A federal judge in Manhattan joined a growing chorus of judges across the country Wednesday by striking down a key component of a federal law denying benefits to partners in a gay marriage.
U.S. District Judge Barbara Jones said the federal Defense of Marriage Act’s efforts to define marriage “intrude upon the states’ business of regulating domestic relations.”
She added that “that incursion skirts important principles of federalism and therefore cannot be legitimate, in this court’s view.”
The judge said the law fails because it tries to re-examine states’ decisions concerning same-gender marriage. She said such a sweeping review interferes with a system of government that places matters at the core of the domestic relations law exclusively within the province of the states.

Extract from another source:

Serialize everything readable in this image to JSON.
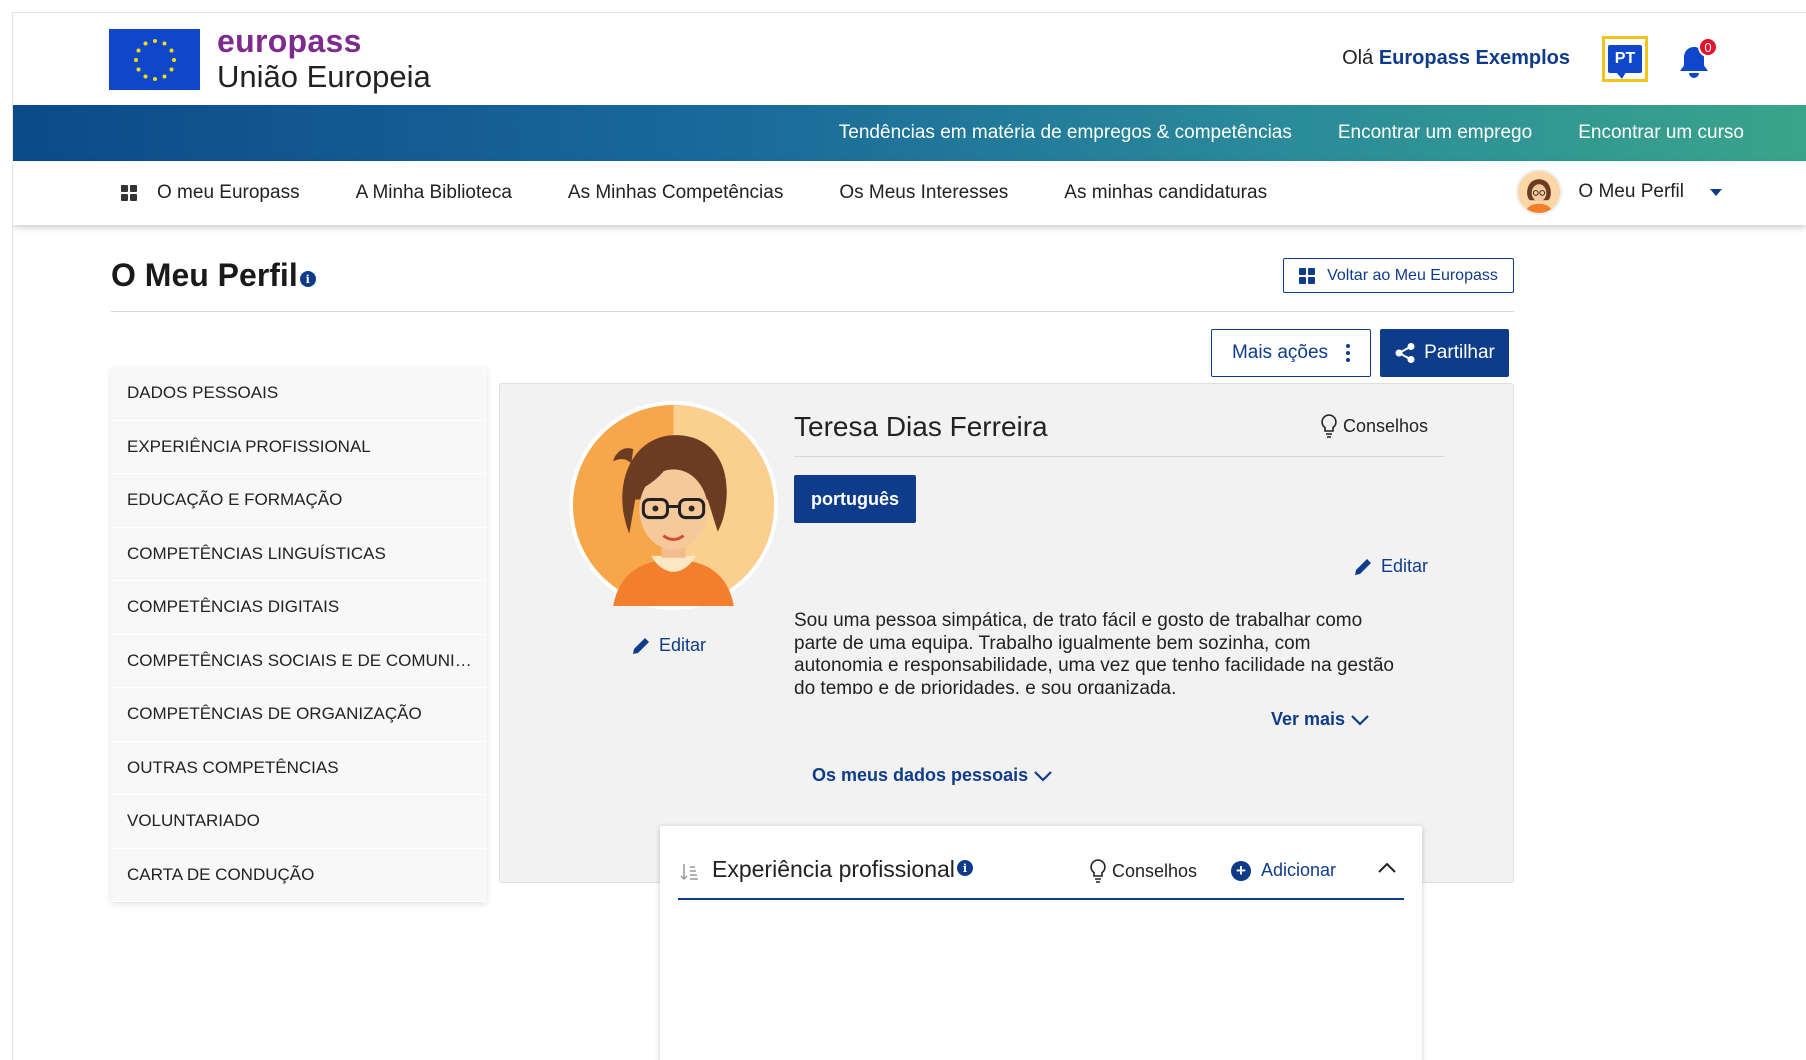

The ruling came in a case brought by Edith Windsor, a woman whose partner died in 2009, two years after they married each other in Canada. Windsor brought the lawsuit after her late spouse, Thea Spyer, passed her estate to Windsor. Because of the federal law, Windsor did not qualify for the unlimited marital deduction and was required to pay $363,053 in federal estate tax on Spyer’s estate. Windsor sued the government in November 2010.
As part of her ruling, Jones ordered the government to pay Windsor the money she had paid in estate tax.
The government declined to comment through Ellen Davis, a spokeswoman for government attorneys in Manhattan.
Civil rights groups praised the ruling. The American Civil Liberties Union included comments from Windsor in its release.
The ruling came just days after a federal appeals court in Boston found the law’s denial of federal benefits to same-gender couples unconstitutional. The decision by the 1st U.S. Circuit Court of Appeals affirmed a federal judge’s 2010 ruling.
The law was passed after a 1993 decision by the Hawaii Supreme Court made it appear Hawaii might legalize gay marriage. Since then, many states have instituted their own bans on gay marriage, while eight states have approved it, led by Massachusetts in 2004 and continuing with Connecticut, New York, Iowa, New Hampshire, Vermont, Maryland, Washington state and the District of Columbia. Maryland and Washington’s laws are not yet in effect and may be subject to referendums.
(Source: Seattle Times)